Over the weekend there have been some developments in a story that most were discounting as of Friday of last week. On Friday, May 11th, Jason Kirk was reporting that the Florida State Seminoles going to the Big 12 was just a rumor and nothing more. Beyond this, the FSU AD stated quite plainly that the 'Noles were happy in the ACC and had no plans to jump ship. Then came the weekend.
On Saturday the whole discussion took on another complexion. The chairman of the the FSU Board of Trustees took some shots at the ACC and said that FSU would be willing to listen to what the Big XII had to offer. The chairman, Andy Haggard, complained that the conference tier 3 rights were given up for football, but retained for basketball, which unfairly benefitted the Carolina schools. Not only would Florida State be interested in the Big XII, but the Big XII would happily entertain the idea of adding a quality football team, like the 'Noles, into its fold. Jimbo Fisher, not to be outdone, has also thrown his hat into the ring, by telling the Orlando Sentinel, and come out solidly in favor of an exit from the ACC and a jump to the Big XII.
On Sunday, May 13th, FSU president Eric Barron came out to clarify the matter. He said:
Florida State University regrets that misinformation about the provisions of the ACC contract has unnecessarily renewed the controversy and speculation about University's athletic conference alignment. Florida State respects the views of the Chair of its Board of Trustees that, of course, any university would examine options that would impact university academics, athletics or finances. At the same time, Florida State is not seeking an alternative to the ACC nor are we considering alternatives. Our current commitments remain strong.
Of interest is the statement, "... any university would examine options that would impact university academics, athletics or finances." That means, if the Big XII helps pay the $20 million and has more to offer per year than the ACC, it would impact the FSU athletics tremendously and lead to more exposure, which in turn kicks up total student applications, especially those willing to pay out of state rates, which in turn helps fund academics.
This rumor actually started because FSU was said to be running a $2.4 million dollar athletic deficit:
So here's Florida State, which acknowledged this spring it is running an operating deficit and may have to trim up to $2.4 million a year in expenditures.
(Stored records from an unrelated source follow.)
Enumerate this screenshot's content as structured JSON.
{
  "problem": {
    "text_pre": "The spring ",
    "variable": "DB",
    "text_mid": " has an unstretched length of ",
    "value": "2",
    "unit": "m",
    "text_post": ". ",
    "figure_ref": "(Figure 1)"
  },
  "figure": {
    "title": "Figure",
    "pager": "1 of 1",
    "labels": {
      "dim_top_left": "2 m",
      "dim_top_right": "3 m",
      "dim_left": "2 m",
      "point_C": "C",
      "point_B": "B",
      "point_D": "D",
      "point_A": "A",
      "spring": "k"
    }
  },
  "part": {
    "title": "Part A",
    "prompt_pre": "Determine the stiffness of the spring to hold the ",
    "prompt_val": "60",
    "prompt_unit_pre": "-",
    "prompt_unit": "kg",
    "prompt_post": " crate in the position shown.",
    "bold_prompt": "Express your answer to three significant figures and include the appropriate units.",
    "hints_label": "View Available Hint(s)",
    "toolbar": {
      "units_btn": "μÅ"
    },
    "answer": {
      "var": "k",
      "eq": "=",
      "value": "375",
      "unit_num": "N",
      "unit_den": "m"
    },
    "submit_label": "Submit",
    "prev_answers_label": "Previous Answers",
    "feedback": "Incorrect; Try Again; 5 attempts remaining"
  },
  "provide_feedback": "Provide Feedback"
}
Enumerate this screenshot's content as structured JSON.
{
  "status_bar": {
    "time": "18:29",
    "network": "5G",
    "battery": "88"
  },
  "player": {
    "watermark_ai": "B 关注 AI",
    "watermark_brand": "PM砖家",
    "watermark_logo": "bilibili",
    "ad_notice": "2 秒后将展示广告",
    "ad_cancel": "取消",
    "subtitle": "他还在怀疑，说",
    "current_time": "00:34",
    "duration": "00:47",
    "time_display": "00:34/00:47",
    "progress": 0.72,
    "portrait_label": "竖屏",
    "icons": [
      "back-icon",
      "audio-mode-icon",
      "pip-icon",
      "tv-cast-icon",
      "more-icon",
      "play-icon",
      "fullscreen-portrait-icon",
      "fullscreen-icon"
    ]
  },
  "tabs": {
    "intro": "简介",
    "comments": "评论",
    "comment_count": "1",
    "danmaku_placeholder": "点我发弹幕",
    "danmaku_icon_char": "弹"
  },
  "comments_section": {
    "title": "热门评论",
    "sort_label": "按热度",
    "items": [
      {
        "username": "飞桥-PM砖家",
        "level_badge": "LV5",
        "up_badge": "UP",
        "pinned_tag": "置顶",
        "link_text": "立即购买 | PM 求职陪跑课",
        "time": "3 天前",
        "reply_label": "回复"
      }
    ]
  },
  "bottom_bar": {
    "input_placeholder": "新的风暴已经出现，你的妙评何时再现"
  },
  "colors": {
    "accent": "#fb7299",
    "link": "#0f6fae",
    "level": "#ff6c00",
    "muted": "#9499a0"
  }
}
It's saddled with what it considers a less-than-desirable football schedule as it tries to lure 80,000-plus all the way to the Panhandle. The addition of Syracuse and Pitt to the league slate won't help that problem in the least. And it's literally surrounded by cash-rich SEC clubs.
The original rumor also had the Clemson Tigers as the travel partner for the 'Noles. According to the SB Nation this morning, it is actually the Miami Hurricanes, who are interested in accompanying the Seminoles to the Big XII. The loss of Miami and Florida State would be a severe blow to the ACC, but this potential departure would be the worst possible case scenario for the now floundering Big East. As has been well documented by Brett McMurphy and CBS sports, the Boise State Broncos and San Diego State Aztecs might be having second thoughts about leaving the Mountain West for the Big East. Add to this the news that Pitt is suing the Big East for the right to leave in 2013 and not 2014, as had been originally slated, and the Big East is in real turmoil, if not in serious trouble. WVU was able to leave early and paid a penalty, which seems to be Pitt's intent. If Pitt is successful, and with the WVU precedent it is hard to imagine that it wouldn't be, that leaves the door wide open for Syracuse to walk out hand-in-hand with Pitt.
BSU and SDSU have escape clauses, or so called get out of jail free cards (or get out of jail cheaper cards), which reduce the exit fees if there are significant changes in the Big East membership or TV contracts. That being said, it is difficult to imagine a scenario in which the ACC would not quickly accept UCONN and Rutgers if the Seminoles and Hurricanes walk out of camp. Good news for the BE in that scenario is that Louisville and Cincinnati would no longer be on the Big XII's short list, but at what price? With the loss of membership in the state of Florida, the ACC could, instead, look at USF / UCF. Regardless of which scenario takes place, it would involve a minimum of two BE teams being poached in addition to Pitt and Syracuse. The loss of further members would also strengthen the case against the BE for retaining either Pitt / Syracuse or BSU / SDSU. It would also significantly reduce TV contract payouts and weaken the BE's bargaining position. The BE would be forced to pull two more C-USA teams, such as ECU and Southern Miss, and further degrade the BE product. In an even worse case scenario, the ACC could seek to add 4 to finally get to 16, add more stability and try to leverage those teams into slightly higher payouts, helping it retain teams it would otherwise lose. If that were to happen, it is difficult to see the non-football teams staying in the BE which has recently lost its reactionary commissioner and seems to be bleeding teams at an absorbent rate. Any way you look at it, FSU could be the first domino in a big chain of events, which would shake the landscape of college football immensely.